-- HOW TO COMPLETE THIS TASK --
Lines from the entries below that hold "description" form the answer; copy all of them.

-- ENTRIES SHOWN --
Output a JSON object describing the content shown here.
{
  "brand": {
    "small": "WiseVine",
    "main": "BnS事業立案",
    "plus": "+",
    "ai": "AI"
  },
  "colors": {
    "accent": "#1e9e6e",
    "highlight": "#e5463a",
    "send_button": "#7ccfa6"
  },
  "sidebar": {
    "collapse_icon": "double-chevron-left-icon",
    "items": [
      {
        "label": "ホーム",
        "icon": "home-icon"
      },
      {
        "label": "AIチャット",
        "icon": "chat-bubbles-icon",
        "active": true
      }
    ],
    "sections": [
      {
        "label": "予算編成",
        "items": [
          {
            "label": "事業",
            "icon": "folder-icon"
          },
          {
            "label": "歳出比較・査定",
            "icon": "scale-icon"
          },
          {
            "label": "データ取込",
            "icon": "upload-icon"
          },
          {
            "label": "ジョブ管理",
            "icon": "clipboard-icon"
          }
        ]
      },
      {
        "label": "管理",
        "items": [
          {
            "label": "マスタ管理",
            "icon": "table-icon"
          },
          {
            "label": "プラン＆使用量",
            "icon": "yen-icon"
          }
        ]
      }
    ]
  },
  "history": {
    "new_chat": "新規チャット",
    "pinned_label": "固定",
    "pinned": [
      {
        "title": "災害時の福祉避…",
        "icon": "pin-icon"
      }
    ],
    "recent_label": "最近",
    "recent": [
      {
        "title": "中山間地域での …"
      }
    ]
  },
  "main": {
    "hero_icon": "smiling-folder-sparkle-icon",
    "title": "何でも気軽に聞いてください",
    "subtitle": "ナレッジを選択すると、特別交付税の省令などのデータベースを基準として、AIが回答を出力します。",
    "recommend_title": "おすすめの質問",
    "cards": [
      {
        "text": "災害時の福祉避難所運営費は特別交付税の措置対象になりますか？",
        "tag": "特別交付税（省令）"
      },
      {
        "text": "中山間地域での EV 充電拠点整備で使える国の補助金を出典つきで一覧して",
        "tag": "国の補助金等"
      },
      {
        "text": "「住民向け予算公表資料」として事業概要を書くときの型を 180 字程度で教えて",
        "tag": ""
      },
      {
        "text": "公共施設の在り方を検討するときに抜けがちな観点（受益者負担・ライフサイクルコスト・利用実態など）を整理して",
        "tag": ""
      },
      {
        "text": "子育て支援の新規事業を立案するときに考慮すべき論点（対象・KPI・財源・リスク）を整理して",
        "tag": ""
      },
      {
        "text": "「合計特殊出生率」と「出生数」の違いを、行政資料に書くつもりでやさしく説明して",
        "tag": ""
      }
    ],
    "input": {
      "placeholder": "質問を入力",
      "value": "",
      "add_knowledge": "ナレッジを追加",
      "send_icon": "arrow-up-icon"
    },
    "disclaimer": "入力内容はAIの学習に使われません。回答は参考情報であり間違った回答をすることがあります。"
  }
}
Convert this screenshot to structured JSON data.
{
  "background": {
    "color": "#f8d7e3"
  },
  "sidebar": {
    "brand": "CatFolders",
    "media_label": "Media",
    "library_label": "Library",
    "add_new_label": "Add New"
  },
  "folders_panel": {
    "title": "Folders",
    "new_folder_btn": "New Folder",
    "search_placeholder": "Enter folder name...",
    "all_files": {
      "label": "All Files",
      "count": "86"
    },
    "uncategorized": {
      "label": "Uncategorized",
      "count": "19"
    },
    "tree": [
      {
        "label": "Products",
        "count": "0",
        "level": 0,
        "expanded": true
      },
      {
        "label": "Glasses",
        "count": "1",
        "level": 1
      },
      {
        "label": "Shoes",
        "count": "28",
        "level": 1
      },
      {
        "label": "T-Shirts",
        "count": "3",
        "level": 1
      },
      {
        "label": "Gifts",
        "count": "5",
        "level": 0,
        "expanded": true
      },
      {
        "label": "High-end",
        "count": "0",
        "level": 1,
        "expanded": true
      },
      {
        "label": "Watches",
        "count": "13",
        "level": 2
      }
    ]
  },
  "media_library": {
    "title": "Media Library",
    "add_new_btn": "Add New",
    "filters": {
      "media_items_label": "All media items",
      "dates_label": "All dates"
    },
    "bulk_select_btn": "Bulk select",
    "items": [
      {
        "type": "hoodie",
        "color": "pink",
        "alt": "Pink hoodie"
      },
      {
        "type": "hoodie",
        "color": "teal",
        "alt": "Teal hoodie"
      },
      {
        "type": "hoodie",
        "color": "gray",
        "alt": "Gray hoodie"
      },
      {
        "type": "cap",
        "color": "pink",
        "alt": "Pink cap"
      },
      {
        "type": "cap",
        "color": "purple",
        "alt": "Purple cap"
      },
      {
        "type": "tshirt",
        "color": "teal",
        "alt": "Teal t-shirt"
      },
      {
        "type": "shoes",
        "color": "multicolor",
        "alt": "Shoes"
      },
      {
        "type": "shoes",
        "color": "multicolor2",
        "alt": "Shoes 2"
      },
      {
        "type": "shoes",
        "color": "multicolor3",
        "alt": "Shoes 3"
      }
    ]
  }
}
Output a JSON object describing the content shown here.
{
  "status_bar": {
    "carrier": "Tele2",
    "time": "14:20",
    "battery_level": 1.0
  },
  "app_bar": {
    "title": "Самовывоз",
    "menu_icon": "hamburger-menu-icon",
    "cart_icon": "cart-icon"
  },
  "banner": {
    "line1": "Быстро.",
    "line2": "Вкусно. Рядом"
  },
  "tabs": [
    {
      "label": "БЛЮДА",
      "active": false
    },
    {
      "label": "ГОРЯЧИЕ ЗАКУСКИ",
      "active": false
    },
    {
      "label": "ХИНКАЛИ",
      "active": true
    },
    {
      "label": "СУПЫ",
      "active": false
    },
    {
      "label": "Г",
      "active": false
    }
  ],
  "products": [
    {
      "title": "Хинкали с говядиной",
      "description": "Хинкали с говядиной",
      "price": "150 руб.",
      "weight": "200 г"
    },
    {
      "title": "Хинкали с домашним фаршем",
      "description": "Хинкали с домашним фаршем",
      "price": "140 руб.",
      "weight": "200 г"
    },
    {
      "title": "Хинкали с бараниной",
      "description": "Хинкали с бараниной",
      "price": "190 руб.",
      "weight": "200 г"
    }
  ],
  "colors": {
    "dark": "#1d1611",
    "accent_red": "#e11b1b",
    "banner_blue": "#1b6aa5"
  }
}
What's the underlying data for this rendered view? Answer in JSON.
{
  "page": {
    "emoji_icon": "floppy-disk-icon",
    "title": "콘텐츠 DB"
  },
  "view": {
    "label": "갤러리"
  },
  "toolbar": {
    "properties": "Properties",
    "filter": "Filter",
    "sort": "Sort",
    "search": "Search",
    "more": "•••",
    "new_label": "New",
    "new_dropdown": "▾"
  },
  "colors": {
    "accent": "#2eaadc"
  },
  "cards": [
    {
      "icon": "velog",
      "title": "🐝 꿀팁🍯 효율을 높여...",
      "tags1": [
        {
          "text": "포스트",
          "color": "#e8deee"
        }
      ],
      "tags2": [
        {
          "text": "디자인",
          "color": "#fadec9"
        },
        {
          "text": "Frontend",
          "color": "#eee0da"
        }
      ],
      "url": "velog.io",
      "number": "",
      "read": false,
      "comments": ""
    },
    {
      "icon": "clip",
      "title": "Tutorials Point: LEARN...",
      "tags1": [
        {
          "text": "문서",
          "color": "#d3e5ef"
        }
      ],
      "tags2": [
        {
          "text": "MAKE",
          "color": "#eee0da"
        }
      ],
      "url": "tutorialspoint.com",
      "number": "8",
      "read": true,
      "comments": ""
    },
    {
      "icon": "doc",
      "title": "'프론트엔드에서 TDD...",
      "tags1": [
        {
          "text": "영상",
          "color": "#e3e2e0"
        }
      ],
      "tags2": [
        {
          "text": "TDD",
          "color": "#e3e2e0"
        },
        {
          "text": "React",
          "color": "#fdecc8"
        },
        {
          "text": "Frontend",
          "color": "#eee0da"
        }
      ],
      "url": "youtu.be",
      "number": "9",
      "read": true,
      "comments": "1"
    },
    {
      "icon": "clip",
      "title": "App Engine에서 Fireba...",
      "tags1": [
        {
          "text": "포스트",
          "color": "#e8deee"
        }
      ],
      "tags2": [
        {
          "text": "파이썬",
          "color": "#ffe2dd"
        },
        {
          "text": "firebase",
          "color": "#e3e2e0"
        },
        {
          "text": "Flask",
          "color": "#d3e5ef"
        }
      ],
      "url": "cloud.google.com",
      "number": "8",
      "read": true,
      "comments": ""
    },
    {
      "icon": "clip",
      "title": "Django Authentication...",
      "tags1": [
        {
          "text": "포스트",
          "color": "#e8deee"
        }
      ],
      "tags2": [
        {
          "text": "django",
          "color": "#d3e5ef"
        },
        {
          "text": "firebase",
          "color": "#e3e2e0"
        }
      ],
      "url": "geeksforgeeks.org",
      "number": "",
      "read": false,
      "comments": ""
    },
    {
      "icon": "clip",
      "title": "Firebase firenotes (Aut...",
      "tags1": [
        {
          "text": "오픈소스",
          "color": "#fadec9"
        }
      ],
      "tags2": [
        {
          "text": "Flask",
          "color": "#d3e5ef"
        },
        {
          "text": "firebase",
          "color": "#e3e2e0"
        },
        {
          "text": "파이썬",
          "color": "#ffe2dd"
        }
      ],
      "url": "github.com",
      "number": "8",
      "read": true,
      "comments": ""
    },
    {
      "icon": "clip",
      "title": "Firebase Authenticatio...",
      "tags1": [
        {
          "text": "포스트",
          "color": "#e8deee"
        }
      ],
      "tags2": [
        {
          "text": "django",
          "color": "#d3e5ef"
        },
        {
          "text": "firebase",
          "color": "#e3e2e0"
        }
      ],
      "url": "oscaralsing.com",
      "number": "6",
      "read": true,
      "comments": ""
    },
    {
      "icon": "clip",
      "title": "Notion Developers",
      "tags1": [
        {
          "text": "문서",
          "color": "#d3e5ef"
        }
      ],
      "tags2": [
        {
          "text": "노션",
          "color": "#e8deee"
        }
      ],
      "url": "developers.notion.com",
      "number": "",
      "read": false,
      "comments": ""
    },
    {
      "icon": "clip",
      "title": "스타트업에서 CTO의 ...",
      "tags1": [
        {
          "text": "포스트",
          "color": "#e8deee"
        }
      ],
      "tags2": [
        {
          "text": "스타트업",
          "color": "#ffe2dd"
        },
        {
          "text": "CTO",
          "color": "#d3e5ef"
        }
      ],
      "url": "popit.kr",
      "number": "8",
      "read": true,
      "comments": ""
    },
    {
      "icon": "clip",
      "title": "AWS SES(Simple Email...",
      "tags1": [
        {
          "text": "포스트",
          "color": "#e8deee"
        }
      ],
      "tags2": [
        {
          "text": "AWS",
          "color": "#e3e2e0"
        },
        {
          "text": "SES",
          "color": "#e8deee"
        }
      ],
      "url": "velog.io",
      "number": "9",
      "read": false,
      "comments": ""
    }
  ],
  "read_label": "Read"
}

-- ANSWER FOR THIS EXERCISE --
      "description": "Хинкали с говядиной",
      "description": "Хинкали с домашним фаршем",
      "description": "Хинкали с бараниной",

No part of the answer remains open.